Punk is not an ideology. It's not a religion. It was just a moment," says poet and punk-rock icon Richard Hell, and few documents captured that snotty, incendiary moment as well as Christopher Makos' White Trash. The 1977 photography book of New York scenesters and new music artists evoked the "flamboyance in the ruins," says Hell, of the movement that had taken root at CBGB and on the streets of down-and-out Manhattan. Almost 40 years later, the images still sear in a newly expanded edition. White Trash Uncut features 12 previously unpublished photos, including shots of filmmaker John Waters and his gender-bending star Divine, and a triptych of Debbie Harry standing on a stool in shades and a Black Sabbath T-shirt. A member of Andy Warhol's Factory crowd, Makos was in his 20s when he shot these photos, and says the idea to rerelease White Trash came last year when he and his publisher Glitterati were discussing the 2013 "Punk: Chaos to Couture" exhibit at the Metropolitan Museum of Art. "When we looked at the original book, we felt the pictures still spoke to us," he says. White Trash "captured something about the madness of those nights. It was apocalyptic," says Hell, who's in three photos including a gem with former Television bandmate Tom Verlaine. With that madness, came freedom. "You didn't need to talk to a publicist," says Makos, whose work embarks on a worldwide Ports 1961-sponsored exhibition in June. "Everything was accessible. Everything you wanted, you could have."

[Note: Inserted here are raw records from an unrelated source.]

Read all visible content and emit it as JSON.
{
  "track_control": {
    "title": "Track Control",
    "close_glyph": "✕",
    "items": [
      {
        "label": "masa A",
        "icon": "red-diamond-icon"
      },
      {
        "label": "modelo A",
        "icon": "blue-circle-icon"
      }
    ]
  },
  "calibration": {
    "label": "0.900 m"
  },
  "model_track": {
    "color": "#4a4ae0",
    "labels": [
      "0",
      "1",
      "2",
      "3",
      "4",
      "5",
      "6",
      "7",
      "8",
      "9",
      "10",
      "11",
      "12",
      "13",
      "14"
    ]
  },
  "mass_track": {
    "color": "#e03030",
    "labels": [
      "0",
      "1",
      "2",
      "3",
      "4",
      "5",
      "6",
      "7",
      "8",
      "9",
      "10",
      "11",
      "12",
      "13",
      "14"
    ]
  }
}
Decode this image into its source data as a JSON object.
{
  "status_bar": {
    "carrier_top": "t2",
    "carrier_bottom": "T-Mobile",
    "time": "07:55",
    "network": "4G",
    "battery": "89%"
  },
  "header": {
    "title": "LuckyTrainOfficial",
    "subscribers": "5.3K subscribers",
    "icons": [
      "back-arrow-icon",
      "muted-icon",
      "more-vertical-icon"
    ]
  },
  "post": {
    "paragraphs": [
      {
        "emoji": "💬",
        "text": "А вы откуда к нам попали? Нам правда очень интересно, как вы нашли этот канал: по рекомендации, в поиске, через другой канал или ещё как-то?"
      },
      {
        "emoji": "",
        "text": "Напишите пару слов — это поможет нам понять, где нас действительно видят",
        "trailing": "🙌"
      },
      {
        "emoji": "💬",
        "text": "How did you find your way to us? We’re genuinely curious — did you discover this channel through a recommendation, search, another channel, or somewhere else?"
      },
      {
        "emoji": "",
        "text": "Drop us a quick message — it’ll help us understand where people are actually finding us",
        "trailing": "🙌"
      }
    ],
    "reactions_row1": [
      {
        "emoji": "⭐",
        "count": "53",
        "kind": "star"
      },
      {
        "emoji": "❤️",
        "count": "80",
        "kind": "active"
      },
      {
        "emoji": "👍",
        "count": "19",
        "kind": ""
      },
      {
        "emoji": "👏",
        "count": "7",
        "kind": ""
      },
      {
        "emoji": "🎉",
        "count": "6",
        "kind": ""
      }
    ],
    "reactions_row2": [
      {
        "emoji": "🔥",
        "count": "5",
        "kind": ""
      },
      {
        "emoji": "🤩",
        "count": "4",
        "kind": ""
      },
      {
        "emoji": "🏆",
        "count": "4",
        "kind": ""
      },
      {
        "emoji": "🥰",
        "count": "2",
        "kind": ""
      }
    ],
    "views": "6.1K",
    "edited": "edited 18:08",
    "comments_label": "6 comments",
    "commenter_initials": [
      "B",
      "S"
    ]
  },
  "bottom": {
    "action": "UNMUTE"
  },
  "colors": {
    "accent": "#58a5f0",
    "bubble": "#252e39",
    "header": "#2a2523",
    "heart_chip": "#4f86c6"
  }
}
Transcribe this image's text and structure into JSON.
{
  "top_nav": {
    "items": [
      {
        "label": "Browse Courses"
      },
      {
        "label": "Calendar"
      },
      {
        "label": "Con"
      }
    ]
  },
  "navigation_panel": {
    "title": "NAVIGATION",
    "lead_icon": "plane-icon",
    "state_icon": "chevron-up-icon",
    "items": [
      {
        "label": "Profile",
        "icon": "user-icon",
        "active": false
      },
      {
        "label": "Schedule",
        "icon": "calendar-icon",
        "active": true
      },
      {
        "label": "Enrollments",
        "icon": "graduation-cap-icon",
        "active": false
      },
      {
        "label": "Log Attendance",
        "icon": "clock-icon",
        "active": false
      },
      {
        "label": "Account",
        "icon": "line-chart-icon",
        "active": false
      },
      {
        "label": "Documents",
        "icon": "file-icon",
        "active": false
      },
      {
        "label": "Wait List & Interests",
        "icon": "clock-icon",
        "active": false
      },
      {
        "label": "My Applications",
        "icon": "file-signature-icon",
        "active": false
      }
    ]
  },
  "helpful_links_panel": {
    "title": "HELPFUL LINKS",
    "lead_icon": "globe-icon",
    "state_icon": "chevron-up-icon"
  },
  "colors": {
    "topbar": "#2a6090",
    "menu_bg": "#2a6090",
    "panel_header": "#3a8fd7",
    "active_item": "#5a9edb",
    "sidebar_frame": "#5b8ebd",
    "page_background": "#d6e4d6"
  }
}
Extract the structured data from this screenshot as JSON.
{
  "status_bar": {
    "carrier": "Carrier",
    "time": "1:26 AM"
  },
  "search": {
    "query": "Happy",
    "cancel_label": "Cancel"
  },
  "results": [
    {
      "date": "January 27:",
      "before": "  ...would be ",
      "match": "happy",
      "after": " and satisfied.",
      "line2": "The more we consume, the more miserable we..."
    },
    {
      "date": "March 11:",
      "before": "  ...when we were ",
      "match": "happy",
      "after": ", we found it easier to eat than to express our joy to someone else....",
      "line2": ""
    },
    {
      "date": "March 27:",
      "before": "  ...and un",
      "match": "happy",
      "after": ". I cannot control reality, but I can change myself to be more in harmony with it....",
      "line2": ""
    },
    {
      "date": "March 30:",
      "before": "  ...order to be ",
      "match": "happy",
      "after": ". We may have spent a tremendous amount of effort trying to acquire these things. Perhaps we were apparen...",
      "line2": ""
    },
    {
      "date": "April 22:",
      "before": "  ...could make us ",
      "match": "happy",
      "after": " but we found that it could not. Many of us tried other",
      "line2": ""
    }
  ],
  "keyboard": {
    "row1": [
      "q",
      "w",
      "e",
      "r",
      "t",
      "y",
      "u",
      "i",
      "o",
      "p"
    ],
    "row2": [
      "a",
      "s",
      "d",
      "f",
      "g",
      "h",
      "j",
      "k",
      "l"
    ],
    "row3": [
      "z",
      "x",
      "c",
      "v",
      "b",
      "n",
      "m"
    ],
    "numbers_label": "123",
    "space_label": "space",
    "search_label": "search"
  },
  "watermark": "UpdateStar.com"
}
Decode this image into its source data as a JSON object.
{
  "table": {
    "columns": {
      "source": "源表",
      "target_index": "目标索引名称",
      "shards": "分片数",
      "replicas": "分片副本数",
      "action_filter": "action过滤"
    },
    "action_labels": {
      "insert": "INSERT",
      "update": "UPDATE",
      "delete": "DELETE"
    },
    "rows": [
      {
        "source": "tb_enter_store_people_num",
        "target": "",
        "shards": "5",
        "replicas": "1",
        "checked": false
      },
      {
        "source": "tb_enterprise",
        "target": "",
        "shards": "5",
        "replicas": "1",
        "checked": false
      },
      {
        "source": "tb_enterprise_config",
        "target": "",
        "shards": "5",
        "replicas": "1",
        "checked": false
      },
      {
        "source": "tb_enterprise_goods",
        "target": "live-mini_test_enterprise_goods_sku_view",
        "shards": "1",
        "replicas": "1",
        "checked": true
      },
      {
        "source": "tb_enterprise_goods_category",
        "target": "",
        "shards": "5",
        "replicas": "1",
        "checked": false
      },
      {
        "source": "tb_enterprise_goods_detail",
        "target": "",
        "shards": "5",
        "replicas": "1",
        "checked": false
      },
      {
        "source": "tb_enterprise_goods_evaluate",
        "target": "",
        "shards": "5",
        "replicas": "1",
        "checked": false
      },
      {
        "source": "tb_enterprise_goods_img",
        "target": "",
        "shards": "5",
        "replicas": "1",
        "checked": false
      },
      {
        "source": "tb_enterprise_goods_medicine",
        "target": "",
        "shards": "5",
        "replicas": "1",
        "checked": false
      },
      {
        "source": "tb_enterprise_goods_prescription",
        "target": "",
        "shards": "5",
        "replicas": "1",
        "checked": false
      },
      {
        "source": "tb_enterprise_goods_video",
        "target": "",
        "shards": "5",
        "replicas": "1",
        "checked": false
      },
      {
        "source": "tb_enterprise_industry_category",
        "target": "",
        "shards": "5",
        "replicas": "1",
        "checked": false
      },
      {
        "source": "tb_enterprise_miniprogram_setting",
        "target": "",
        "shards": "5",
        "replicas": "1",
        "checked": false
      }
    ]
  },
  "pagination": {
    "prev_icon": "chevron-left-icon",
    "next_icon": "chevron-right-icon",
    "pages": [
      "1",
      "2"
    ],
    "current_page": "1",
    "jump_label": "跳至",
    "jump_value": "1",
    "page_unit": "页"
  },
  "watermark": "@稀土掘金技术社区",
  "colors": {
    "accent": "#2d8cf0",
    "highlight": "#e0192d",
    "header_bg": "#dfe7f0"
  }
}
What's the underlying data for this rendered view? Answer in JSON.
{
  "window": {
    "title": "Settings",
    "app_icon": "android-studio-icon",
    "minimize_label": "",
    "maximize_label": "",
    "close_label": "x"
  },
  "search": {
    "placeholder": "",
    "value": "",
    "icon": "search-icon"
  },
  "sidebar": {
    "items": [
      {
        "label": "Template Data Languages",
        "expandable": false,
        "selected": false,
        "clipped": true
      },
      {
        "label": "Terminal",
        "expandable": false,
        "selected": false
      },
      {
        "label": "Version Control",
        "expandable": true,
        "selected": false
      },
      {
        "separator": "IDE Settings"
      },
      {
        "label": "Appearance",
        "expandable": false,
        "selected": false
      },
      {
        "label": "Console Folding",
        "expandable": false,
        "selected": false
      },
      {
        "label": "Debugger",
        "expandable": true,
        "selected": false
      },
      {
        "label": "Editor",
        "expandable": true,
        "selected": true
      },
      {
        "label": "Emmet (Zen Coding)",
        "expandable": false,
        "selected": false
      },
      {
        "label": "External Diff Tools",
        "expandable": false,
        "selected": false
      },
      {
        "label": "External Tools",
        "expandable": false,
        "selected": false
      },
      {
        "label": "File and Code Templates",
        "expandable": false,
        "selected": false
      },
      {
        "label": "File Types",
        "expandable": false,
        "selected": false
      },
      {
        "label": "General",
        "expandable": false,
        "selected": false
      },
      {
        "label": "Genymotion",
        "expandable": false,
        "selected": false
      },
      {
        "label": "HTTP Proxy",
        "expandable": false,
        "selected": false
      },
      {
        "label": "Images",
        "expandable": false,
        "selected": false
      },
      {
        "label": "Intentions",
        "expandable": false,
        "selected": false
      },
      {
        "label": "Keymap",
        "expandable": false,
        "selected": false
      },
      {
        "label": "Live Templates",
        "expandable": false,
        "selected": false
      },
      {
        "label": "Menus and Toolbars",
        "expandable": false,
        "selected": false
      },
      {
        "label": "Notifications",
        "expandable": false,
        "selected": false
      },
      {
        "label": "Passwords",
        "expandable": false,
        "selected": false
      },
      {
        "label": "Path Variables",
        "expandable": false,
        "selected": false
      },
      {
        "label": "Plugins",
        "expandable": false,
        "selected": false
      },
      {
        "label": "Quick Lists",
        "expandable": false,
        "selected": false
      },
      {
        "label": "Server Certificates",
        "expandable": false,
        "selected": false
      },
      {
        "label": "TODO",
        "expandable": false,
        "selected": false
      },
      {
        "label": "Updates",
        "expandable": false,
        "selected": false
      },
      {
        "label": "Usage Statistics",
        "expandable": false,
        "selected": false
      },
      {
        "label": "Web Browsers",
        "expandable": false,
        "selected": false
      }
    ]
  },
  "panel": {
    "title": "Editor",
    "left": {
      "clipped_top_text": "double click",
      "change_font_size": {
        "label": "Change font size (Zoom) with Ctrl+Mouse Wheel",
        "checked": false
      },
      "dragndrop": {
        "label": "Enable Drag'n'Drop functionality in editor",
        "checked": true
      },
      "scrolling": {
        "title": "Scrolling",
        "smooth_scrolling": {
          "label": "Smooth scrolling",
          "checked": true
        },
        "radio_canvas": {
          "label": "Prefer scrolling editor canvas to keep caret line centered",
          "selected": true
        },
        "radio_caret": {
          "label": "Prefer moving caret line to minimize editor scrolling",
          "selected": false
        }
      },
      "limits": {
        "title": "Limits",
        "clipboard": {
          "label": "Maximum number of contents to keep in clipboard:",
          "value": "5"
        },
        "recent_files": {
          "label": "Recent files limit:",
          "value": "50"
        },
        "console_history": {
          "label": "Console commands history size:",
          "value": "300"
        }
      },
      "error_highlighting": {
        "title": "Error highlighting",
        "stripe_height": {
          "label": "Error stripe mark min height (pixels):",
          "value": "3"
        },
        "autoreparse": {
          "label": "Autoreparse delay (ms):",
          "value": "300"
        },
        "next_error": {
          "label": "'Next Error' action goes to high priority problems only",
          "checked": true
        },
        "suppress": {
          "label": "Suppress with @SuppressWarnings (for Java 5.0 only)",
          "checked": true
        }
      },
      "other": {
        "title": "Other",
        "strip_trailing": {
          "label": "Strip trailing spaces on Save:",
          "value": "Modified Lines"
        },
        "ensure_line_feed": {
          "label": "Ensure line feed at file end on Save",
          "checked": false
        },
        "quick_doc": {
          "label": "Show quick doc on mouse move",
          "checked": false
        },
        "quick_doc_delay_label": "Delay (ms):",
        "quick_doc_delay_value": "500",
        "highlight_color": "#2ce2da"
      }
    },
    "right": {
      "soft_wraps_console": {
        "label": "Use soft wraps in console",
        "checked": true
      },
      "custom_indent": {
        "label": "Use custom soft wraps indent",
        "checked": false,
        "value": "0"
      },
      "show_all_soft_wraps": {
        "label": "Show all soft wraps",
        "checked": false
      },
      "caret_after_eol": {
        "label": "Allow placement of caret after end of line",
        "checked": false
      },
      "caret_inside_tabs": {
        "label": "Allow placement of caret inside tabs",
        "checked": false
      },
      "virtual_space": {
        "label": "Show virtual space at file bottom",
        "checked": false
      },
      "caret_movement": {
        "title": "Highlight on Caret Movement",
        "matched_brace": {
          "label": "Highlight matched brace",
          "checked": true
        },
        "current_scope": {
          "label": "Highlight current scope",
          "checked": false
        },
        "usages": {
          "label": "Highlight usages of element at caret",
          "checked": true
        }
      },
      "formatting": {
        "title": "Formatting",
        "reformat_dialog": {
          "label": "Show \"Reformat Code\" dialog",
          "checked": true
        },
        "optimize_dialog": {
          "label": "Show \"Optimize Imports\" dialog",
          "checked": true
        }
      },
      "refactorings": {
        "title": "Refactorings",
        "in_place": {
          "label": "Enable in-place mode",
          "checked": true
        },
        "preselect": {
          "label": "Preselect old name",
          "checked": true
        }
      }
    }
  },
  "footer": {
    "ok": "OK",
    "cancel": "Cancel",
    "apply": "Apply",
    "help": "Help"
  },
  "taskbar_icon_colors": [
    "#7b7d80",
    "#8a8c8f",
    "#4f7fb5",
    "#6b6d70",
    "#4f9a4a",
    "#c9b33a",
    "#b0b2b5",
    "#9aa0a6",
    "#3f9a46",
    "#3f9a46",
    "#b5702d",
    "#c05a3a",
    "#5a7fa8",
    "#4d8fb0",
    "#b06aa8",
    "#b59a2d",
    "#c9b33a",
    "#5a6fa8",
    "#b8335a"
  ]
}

Down & Out in Manhattan: '70s Photographer Christopher Makos Releases New Images of Punk A-Listers in 'White Trash Uncut'